Your answer should be one number: how many lines below hold the word "JSON".

================

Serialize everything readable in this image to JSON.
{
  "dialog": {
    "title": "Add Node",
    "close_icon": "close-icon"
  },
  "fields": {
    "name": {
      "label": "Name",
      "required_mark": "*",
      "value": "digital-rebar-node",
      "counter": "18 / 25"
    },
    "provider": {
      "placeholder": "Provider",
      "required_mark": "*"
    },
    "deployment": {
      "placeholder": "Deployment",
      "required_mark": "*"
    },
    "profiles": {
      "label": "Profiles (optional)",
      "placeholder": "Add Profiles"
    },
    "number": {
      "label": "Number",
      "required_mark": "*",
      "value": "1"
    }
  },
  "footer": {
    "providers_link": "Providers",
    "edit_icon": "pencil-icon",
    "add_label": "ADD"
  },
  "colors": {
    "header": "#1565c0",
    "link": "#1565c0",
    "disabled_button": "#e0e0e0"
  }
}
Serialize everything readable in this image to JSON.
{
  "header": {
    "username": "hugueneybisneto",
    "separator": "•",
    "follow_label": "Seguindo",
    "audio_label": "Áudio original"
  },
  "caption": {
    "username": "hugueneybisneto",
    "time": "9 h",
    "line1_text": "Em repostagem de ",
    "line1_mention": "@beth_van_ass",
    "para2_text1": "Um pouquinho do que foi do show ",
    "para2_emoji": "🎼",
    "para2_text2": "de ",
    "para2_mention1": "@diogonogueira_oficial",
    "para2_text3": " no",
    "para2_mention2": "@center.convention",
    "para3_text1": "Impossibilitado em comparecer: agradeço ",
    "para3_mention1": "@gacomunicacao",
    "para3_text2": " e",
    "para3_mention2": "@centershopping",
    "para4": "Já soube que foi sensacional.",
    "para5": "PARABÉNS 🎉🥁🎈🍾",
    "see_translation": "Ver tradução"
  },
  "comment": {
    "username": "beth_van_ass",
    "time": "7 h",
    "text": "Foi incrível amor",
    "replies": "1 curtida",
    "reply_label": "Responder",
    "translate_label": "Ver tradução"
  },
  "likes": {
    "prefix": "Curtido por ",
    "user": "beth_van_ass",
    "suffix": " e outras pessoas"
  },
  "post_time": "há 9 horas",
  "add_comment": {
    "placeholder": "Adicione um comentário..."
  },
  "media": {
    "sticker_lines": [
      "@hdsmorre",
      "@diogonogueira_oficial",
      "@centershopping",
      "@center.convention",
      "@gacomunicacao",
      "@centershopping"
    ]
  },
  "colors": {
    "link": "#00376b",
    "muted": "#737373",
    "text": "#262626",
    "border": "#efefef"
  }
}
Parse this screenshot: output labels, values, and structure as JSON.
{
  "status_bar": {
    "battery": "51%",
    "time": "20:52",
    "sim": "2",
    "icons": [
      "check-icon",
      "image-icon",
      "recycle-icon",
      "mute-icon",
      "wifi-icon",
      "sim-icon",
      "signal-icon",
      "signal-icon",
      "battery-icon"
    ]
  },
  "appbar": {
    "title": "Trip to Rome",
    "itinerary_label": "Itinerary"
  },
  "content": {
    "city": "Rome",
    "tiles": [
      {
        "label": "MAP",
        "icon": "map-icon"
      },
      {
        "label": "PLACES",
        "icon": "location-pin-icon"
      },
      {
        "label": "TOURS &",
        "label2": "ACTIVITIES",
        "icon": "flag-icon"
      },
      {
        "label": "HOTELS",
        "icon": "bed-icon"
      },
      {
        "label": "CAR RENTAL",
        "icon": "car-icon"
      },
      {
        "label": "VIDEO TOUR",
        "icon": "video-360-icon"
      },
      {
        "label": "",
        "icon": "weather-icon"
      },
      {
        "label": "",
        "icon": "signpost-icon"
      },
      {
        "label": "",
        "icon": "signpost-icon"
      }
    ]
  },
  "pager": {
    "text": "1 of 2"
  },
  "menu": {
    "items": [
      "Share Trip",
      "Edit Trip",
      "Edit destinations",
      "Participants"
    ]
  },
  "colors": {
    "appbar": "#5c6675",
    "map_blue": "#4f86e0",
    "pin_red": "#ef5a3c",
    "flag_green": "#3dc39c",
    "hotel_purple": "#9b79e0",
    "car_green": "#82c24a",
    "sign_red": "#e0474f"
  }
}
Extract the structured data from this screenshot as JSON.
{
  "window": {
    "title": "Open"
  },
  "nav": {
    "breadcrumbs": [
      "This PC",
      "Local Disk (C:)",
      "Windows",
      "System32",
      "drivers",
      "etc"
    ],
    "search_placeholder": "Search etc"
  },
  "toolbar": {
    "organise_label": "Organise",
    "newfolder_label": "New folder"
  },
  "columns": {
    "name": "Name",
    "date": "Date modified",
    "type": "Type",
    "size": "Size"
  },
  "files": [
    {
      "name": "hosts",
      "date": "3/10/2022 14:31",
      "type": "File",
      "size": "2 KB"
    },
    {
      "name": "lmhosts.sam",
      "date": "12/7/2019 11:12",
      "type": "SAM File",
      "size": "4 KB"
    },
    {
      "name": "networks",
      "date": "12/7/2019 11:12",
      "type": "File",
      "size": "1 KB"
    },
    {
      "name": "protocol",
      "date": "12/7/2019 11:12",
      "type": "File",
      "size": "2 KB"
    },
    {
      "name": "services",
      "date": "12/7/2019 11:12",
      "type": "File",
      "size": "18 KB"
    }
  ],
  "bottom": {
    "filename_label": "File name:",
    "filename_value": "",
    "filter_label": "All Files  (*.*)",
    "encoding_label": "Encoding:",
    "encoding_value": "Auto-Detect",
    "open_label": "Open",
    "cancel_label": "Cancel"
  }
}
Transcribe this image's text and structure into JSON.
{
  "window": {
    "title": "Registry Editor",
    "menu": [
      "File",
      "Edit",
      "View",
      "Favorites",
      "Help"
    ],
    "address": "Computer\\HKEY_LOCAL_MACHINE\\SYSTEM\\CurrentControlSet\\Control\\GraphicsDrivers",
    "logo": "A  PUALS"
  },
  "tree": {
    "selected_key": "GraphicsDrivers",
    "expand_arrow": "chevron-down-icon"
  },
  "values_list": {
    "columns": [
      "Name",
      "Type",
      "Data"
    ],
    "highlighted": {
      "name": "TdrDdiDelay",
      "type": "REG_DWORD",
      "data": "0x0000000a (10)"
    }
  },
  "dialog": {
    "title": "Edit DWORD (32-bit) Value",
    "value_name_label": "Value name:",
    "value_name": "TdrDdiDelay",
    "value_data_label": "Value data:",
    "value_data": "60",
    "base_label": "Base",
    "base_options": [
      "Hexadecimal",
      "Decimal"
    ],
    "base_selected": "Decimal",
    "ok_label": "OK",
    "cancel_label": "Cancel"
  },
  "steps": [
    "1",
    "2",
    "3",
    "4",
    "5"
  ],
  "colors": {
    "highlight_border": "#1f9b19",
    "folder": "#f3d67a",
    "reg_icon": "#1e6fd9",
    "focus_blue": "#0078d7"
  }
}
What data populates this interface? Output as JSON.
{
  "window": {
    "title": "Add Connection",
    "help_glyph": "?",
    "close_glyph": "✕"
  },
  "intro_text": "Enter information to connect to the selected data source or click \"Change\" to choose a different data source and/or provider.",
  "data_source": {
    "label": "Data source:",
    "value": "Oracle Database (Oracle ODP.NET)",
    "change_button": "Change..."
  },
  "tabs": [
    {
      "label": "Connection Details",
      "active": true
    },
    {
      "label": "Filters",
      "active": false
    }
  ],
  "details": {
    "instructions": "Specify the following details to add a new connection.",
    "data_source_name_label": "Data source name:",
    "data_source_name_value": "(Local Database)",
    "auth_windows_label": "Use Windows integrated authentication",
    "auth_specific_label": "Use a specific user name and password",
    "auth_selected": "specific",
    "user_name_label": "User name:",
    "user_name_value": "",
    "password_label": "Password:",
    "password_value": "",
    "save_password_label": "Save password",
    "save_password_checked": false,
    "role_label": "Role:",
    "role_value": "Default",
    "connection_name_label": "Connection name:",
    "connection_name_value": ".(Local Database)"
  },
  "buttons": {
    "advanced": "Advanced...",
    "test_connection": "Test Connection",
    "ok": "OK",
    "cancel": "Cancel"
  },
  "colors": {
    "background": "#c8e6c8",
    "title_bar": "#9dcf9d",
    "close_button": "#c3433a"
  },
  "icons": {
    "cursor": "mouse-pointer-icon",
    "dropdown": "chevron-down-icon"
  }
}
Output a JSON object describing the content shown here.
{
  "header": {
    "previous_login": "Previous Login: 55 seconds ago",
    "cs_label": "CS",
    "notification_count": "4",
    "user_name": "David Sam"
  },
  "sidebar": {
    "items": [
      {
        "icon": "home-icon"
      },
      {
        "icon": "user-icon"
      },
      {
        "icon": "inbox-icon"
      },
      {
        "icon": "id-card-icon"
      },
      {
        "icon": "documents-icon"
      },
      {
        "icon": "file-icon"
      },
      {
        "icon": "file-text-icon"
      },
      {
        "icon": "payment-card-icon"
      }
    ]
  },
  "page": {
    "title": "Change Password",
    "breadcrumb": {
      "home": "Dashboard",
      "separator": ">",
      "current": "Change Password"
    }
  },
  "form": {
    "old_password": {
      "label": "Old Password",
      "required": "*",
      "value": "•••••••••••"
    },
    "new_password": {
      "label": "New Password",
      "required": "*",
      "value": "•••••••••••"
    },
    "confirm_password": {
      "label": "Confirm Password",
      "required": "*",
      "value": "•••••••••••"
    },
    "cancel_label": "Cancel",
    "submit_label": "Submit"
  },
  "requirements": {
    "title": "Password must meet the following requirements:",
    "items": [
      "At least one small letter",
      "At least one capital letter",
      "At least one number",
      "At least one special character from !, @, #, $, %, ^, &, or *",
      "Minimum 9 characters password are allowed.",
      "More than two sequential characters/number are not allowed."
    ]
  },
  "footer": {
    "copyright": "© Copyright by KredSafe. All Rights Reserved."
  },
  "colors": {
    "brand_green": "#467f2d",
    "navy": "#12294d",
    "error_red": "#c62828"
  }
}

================

● **Expected answer**: 7